Clint Robinson: Omaha outburst spurs interest.
One of the overlooked items of 2011, in Yost's view, was the way Butler adapted to the DH role after years of learning and yearning to play first base. He made the adjustment without noisy complaint and with obvious success, leading the club in RBIs. Robinson's .326/23/100 batting line in Triple-A was impressive, but he's stuck behind Butler and Hosmer.
Hochevar: Looked like a leader in second half.
Chen: Crafty lefty won in double figures again.
Duffy: Lefty leader of the youth invasion.
Paulino: Big hard-throwing righty has promise.
Francis: Lefty is healthy going into free agency.
Crow: All-Star reliever could return to starting.
Luis Mendoza: Gem as Pacific Coast League Pitcher of the Year.
Sean O'Sullivan: Got back into picture at Omaha.
Vin Mazzaro: Ex-Athletic will get another look.
Montgomery: Probably the top candidate from Minors.
Teaford: Late-season showing put him in the mix.
Nate Adcock: Rule 5 Draft reliever probably starter in future.
Smith: Dazzling year by tall lefty at Double-A.
Jake Odorizzi: Fast riser could arrive by midseason.
There's no shortage of in-house candidates, but the club undoubtedly will explore trades and, less likely, the free agent market.
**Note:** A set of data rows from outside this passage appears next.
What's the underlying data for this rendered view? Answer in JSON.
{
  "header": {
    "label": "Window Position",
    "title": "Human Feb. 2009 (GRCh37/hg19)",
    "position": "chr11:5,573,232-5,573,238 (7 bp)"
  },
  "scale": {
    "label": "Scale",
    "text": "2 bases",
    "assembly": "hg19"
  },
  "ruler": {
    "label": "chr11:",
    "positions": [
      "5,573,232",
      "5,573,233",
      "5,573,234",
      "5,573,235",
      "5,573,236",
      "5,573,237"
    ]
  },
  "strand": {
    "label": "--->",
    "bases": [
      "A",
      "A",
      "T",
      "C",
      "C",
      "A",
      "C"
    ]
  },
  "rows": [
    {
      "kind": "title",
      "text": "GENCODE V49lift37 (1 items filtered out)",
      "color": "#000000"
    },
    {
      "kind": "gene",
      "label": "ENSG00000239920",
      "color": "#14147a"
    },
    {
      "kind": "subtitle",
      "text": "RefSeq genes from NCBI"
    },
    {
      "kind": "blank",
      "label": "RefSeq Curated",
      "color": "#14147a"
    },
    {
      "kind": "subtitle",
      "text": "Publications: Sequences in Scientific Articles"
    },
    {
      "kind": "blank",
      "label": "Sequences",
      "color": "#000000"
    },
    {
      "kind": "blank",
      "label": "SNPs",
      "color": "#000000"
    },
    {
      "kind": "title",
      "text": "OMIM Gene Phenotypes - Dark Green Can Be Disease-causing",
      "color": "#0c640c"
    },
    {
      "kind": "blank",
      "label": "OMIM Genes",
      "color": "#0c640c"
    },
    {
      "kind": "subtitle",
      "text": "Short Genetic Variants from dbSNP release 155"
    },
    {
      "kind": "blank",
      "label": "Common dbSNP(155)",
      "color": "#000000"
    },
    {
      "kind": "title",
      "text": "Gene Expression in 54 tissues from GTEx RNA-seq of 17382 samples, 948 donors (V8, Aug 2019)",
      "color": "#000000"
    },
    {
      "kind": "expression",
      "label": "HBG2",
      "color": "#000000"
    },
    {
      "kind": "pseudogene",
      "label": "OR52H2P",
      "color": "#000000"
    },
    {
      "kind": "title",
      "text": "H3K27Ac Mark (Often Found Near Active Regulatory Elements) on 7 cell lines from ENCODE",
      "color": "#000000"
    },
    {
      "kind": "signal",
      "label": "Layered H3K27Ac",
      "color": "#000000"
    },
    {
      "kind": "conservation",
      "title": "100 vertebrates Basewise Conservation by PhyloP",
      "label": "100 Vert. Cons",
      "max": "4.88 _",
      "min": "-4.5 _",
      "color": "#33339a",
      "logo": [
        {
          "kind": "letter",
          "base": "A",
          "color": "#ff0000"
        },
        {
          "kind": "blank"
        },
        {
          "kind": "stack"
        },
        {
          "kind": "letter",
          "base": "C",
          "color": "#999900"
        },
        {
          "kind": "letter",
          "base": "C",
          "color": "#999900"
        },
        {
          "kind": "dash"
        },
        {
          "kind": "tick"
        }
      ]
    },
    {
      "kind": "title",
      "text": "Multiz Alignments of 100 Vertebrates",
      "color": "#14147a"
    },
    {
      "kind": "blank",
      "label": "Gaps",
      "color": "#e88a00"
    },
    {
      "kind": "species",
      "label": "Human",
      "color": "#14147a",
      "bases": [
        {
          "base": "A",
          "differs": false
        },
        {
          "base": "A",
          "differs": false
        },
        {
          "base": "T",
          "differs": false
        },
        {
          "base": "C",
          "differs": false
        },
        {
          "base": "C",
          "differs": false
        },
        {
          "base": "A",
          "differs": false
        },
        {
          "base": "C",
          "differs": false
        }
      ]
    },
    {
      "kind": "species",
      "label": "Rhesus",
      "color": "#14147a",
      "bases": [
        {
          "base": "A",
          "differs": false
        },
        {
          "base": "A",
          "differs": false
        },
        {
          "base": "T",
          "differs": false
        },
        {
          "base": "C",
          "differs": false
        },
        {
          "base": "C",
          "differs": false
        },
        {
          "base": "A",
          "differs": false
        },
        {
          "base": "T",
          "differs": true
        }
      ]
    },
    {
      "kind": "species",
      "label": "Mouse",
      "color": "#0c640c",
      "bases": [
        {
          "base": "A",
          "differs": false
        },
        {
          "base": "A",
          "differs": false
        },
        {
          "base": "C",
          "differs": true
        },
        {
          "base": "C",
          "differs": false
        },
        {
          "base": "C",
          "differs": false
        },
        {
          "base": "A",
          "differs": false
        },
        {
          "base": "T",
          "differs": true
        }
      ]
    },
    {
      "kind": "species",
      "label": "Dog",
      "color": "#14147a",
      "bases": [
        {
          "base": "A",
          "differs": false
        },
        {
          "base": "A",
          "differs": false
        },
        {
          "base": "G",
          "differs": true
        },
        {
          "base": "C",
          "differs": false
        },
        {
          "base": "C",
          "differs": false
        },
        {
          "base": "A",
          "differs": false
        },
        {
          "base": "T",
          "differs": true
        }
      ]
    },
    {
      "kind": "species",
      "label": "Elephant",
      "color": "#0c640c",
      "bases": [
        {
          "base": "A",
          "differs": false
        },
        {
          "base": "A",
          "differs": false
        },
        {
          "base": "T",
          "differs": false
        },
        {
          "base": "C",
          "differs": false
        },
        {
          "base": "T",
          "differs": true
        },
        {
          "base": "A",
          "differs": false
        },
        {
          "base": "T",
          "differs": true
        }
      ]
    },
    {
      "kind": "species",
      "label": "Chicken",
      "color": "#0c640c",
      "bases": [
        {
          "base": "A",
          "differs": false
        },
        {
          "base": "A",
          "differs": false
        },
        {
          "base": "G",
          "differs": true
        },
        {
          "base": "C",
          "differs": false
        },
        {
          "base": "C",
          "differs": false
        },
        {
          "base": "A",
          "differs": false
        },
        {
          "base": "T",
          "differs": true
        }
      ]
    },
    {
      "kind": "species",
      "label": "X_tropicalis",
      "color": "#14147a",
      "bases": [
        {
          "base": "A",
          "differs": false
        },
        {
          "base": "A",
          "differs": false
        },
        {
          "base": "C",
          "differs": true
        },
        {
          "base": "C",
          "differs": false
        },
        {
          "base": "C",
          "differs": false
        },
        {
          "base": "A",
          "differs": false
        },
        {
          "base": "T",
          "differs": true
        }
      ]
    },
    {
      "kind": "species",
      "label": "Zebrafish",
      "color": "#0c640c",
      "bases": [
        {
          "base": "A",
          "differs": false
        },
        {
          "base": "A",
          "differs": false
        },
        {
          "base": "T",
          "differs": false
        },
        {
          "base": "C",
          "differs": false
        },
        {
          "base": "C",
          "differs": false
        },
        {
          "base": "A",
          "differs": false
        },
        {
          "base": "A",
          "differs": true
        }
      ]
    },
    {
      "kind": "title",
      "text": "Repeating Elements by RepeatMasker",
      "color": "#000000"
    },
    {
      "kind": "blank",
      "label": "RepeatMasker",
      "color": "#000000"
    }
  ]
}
They lack a clear-cut No. 1 starter, although Hochevar, long a leading candidate, showed encouraging signs after the All-Star break. Duffy will be given every chance, as will Montgomery, the most impressive prospect of last Spring Training. Chen and Francis are free agents, and both are eager to return. Paulino showed patches of promise. One of the most intriguing possibilities is shifting Crow back to starting, the role that made him a No. 1 draft choice. Mendoza appears to be a late bloomer.
Soria: Closer needs rebound from an off year.
Greg Holland: Leaping into late-inning prominence.
Louis Coleman: Strikeout artist's stature soars.
Tim Collins: Lefty must improve control to survive.
Blake Wood: Shows real promise as middle man.
Kelvin Herrera: Royals' Minor League Pitcher of the Year.
Jesse Chavez: Took his lumps after late callup.
Jeremy Jeffress: Sizzling fastball but needs control.
Zach Miner: Ex-Tiger progressing after elbow surgery.
A big concern is that Soria had, for him, an off season, with an early slump, then a late hamstring strain. So the Royals will be looking for possible options if more problems arise and Holland, with a knack for stranding inherited runners, shows potential. The hard-throwing Coleman could figure, as well, and Herrera was the relief whiz of the Minors. The hope is that Soria is his usual self and those pitchers will carry the game to him. All the rookies that dominated the bullpen in 2011 have the advantage of a year's experience, and there are plenty of live arms available.
Dick Kaegel is a reporter for MLB.com. This story was not subject to the approval of Major League Baseball or its clubs.